Ongoing Learning of Today’s Cardiac Surgeon
In the September 2017 issue of the Journal of Thoracic and Cardiovascular Surgery, Dr. Marc Pelletier and colleagues discussed the ways in which the field of cardiac surgery is rapidly evolving. One of the most significant and beneficial changes taking place is the widespread availability of interventional cardiac procedures. This singular transit from corrective to interventional is having a profound impact on how cardiologists provide care. This, in turn, is affecting the aspects of training a doctor needs to focus on in the foreseeable future.
Surgery as Art
Cardiac surgery requires comprehensive familiarity with the structural anatomy of the heart as well as with the artistry of cardiac interventions. Essentially, the cardiologist must have wiring skills that are above-average. Wiring skill is presented in almost every cardiac procedure and cannot be stressed enough. According to Pelletier and his colleagues, a cardiac surgeon should dedicate at least a few months of their initial training to wire skills. Beyond this, ongoing education remains a critical aspect of high-level patient care.
There aren’t many medical specialties in which there is no mention of simulation as a beneficial means of continued education. What needs to be considered is the value of the various types of simulation available today. Due to immense improvement in digital fidelity, there has been a large push to integrate virtual reality simulators into medical education. As convenient as virtual reality is, and as detailed as this technique has become, there are limitations that cannot be overcome in the digital realm. The cardiac surgeon needs ongoing training that mimics real-world practice as much as possible. The best way to achieve this has been and quite possibly may always be to engage in cadaver training. Cadavers continue to provide the best interface for medical training, whether it is surgical technique or the use of innovative devices that needs to be practiced.

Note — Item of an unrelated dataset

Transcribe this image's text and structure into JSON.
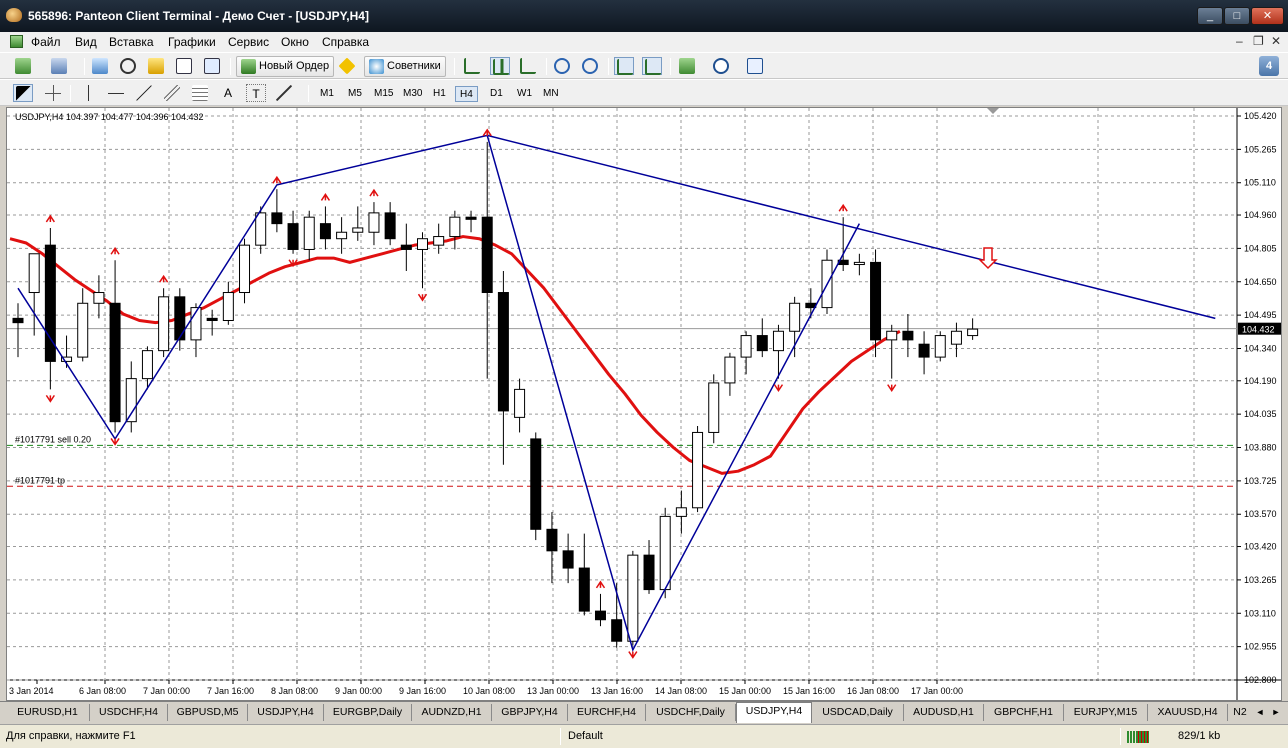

The final aspect of cardiac care discussed in the Journal piece focused on dedication. Every physician must have a strong sense of dedication to their patients as well as to their chosen profession. Cardiac surgery demands an extremely high level of competence, which is only obtained through regular exposure to surgical techniques and ongoing medical education.
Med Ed Labs is a non-profit organization committed to bringing real-world medical skills into the digital age. Our facilities and courses are geared toward the high-standards medical pioneers are known for. To learn more about heart and thoracic courses and the use of cadaver labs for continued education, call (888) 801-9444.